If you can’t lower down past the box, you may want to regress the move to a glute bridge variation.

Do not rush through this movement. If you don’t have weights, you can progress this movement by holding longer at the top and slowing down the tempo of your reps. More time under tension can lead to great results!

A great way to advance the Bilateral Off Box Hip Thruster is by doing a Single Leg or Unilateral Off Box Hip Thruster.

The single leg variation is also a great way to work each side independently and correct any imbalances because the dominant leg can’t take over.


To do the Unilateral Variation, set up with your heels on a box and your upper back on a bench just like with the bilateral movement and then raise one heel up off the box.

Then, driving through the heel on the box and your upper back, press the toe of the raised leg up toward the ceiling while raising your hips as high as you can. You can also bend the raised leg. Just make sure you aren’t swinging that leg to help you lift.

Squeeze your glutes and keep your core tight as you extend your hips so that you feel your glutes working and not your low back.

Hold at the top and then lower back down past the box and repeat. Complete all reps on one side before switching.

If you can’t fully extend your hips like you did with the two leg variation (or you feel your low back taking over), you may not yet be ready for this progression. This movement is more difficult because one leg is doing all the lifting.

This move can also be made even harder by slowing down the tempo and even holding longer at the top. This is a great option if you don’t have weights and really want to work your glutes at home or while traveling. However, if you do have weights and have mastered the movement, you may want to load the exercise down!

Another great variation of the Hip Thruster is the Barbell Hip Thruster. If you enjoy lifting heavy weights and want to work your glutes, you need to include this variation in your routine.


To do the Barbell Hip Thruster, set up a bench and make sure it won’t move as you bridge up onto it. Take a barbell and put some padding around it so that it won’t dig into your hips as you perform the move.

Place your upper back on the bench and sit your butt on the ground with your legs out straight.
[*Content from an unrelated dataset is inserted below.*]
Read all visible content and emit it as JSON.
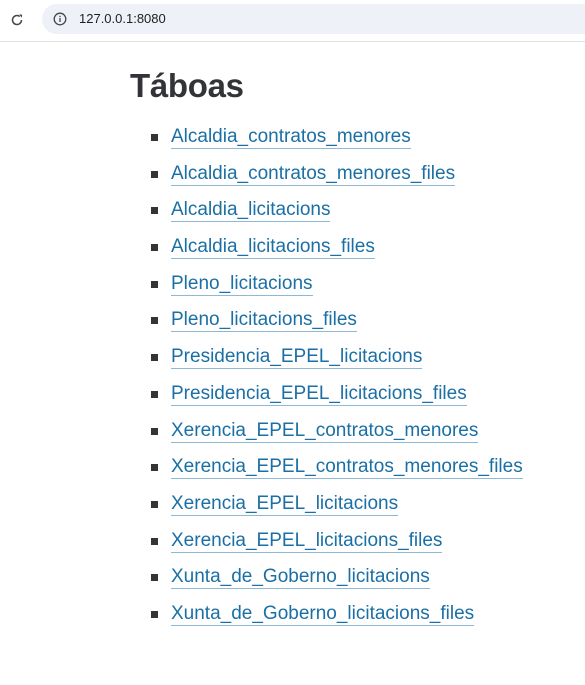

Place the barbell over your hips and then bend your knees and plant your feet firmly on the ground and close to your butt.

Then drive up through your heels and your upper back on the bench, to lift your glutes and the barbell up toward the ceiling.

Squeeze your glutes and press your hips up as high as possible, driving the barbell up and off the ground. Hold a second or two at the top and then lower back down and repeat.

Do not hyperextend your back at the top. Keep your belly button pulled in toward your spine and really squeeze your glutes at the top. Make sure you are driving straight up through your heels. Do not push yourself backward over the bench.

You may find that as you bridge up you want to “push” the barbell down toward your thighs to help you drive up and squeeze your glutes.

Do not rush the movement. While you can add weight to make the movement harder, you may also want to slow down the tempo. Or you can even turn the Barbell Hip Thruster into a unilateral move!

For a million more variations of the Hip Thruster by the Hip Thruster Mastermind himself, Bret Contreras, check out his post “The Evolution of the Hip Thrust.”

And for other great glute exercises, including foam rolling, stretching and activation exercises, check out these posts below: